A Hutterite colony was recently sued by the United States Fish and Wildlife Service (USFWS) for failing to follow a more than 30-year-old rule mandating that landowners retain wetland areas on their properties without changing their characteristics. The “mandate” was created when the Service purchased the land (easment agreement included) for $6,000 in 1978.
Due to the permanent nature of the easement, its restrictions were still in place when the Hutterites purchased it in 2005. Now the USFWS has gone to the courts to order the Hutterite Colony to restore wetlands on the colony’s property, which the Agency claims have been damaged by draining tiles placed on the property by the colony. The USFWS is accusing the Hutterites of “willfully” violating the agreement “by refusing to remove the drain tile and restore the wetlands.”
The Hutterite colony does not deny refusing the agency’s request, arguing that they only placed the tile in areas which “they do not consider wetlands.” The colony has offered to reassign the easement to other wetland areas on their property but the Service has so far refused. According to local sources, the drama played out over the easement is simply a microcosm of frustration felt by many in the community who feel that easements place too much restrictions on future land use.
Currently, easements put into place for the protection of wetlands last “perpetually,” meaning that no matter who owns the property, the easement remains. Another issue are the restrictions placed upon land use that are contained within the easement conditions.
Both issues have allegedly generated resentment among landowners and lawmakers alike in South Dakota, a majority of whom are said to fear being sued by the USFWS for violating wetland rules outlined in an agreement which they may have had no part in creating. Like the Hutterite colony, many state citizens do not seem to like the legal status-quo very much, though the colony’s outright refusal to recognize the law has not caught on amongst law’s dissenters.
However that does not meant that individuals are not actively trying to reform that status-quo. One lawmaker felt that having the easement last forever was “too long,” and that 99 years was a more appropriate time frame for such restrictions. Others in the state legislature agree it seems, and even attempted to change state law to modify the perpetual nature of such easements, but have failed to succeed in the face of fierce opposition by pro-wetland groups consisting of conservationists and government agencies.

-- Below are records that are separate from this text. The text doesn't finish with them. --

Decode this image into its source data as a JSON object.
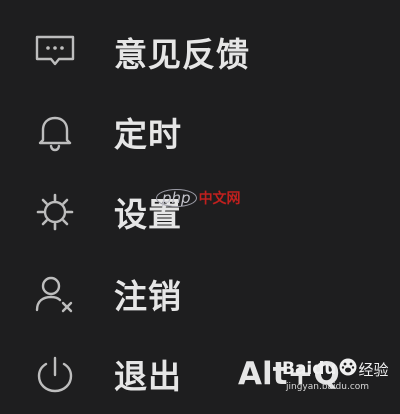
{
  "menu": {
    "items": [
      {
        "id": "feedback",
        "icon": "message-icon",
        "label": "意见反馈",
        "shortcut": ""
      },
      {
        "id": "timer",
        "icon": "bell-icon",
        "label": "定时",
        "shortcut": ""
      },
      {
        "id": "settings",
        "icon": "gear-icon",
        "label": "设置",
        "shortcut": ""
      },
      {
        "id": "logout",
        "icon": "user-remove-icon",
        "label": "注销",
        "shortcut": ""
      },
      {
        "id": "exit",
        "icon": "power-icon",
        "label": "退出",
        "shortcut": "Alt+Q"
      }
    ]
  },
  "watermarks": {
    "php_logo": "php",
    "php_text": "中文网",
    "baidu_name": "Baidu",
    "baidu_jingyan": "经验",
    "baidu_url": "jingyan.baidu.com"
  },
  "colors": {
    "background": "#1e1e1f",
    "text": "#e6e6e6",
    "icon": "#bdbdbd"
  }
}
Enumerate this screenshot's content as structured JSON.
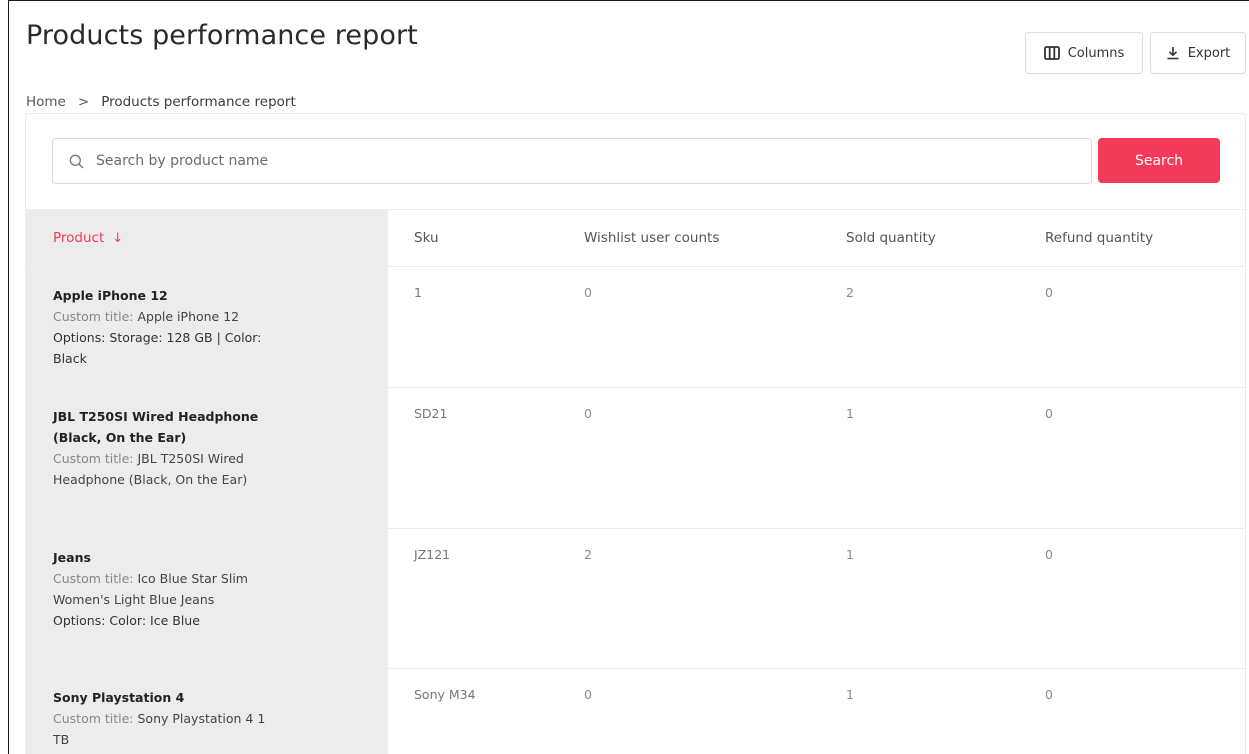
{
  "header": {
    "title": "Products performance report",
    "breadcrumb": {
      "home": "Home",
      "separator": ">",
      "current": "Products performance report"
    },
    "columns_label": "Columns",
    "export_label": "Export"
  },
  "search": {
    "placeholder": "Search by product name",
    "value": "",
    "button_label": "Search"
  },
  "table": {
    "columns": {
      "product": "Product",
      "sku": "Sku",
      "wishlist": "Wishlist user counts",
      "sold": "Sold quantity",
      "refund": "Refund quantity"
    },
    "sort_indicator": "↓",
    "rows": [
      {
        "name": "Apple iPhone 12",
        "custom_label": "Custom title:",
        "custom_title": "Apple iPhone 12",
        "options": "Options: Storage: 128 GB | Color: Black",
        "sku": "1",
        "wishlist": "0",
        "sold": "2",
        "refund": "0"
      },
      {
        "name": "JBL T250SI Wired Headphone (Black, On the Ear)",
        "custom_label": "Custom title:",
        "custom_title": "JBL T250SI Wired Headphone (Black, On the Ear)",
        "options": "",
        "sku": "SD21",
        "wishlist": "0",
        "sold": "1",
        "refund": "0"
      },
      {
        "name": "Jeans",
        "custom_label": "Custom title:",
        "custom_title": "Ico Blue Star Slim Women's Light Blue Jeans",
        "options": "Options: Color: Ice Blue",
        "sku": "JZ121",
        "wishlist": "2",
        "sold": "1",
        "refund": "0"
      },
      {
        "name": "Sony Playstation 4",
        "custom_label": "Custom title:",
        "custom_title": "Sony Playstation 4 1 TB",
        "options": "",
        "sku": "Sony M34",
        "wishlist": "0",
        "sold": "1",
        "refund": "0"
      }
    ]
  },
  "colors": {
    "accent": "#f43a5a",
    "product_column_bg": "#ececec"
  }
}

Conservation groups have long maintained that such restrictions on land use and the “perpetual” character of such easements is the entire point of having them in the first place. They also protest the complaints made over the land use restrictions, highlighting the fact that the landowners usually retain most mineral and hunting rights within their property. The only restrictions pertain to draining, burning, or else otherwise modifying the ecological characteristics of the parcel (i.e. draining, burning, etc).
According to the USFWS, wetlands are extended special protection under law because they “benefit people as well as wildlife.” A single wetland can deter flooding, erosion, provide valuable habitat animals and insects alike, and filter sediment from water which can help improve the quality of water in downstream areas.
Of course the location of a wetland generally determines how effective the area is at providing those services to surrounding areas. That is why the the agency will only extend such easement agreements to those landowners who possess wetlands of high quality and also explains why they monitor the landowners’ activities so closely.
Any property owner who fails to comply with the terms of their easement is likely to be sued by the USFWS for violating the wetland rules contained within the easement agreement. This still applies even if they did not make the original easement conditions, a rule that the Hutterite colony is now learning the hard way.
Despite local resentment among certain stakeholders, the USFWS has refused to change or negotiate with the Hutterite colony over the easement. Their message is clear: stick to the terms of the original agreement or face legal action. The leader of the colony, Joe Waldner, has said that the solution presented by the agency is not “workable” and that he does not “want a lawsuit,” but will “go to court” if the situation demands it. However, as of today they have yet to respond to the agency’s notice.
By Andrew Waddell
Rapid City Journal
United States Fish and Wildlife Service: Realty Division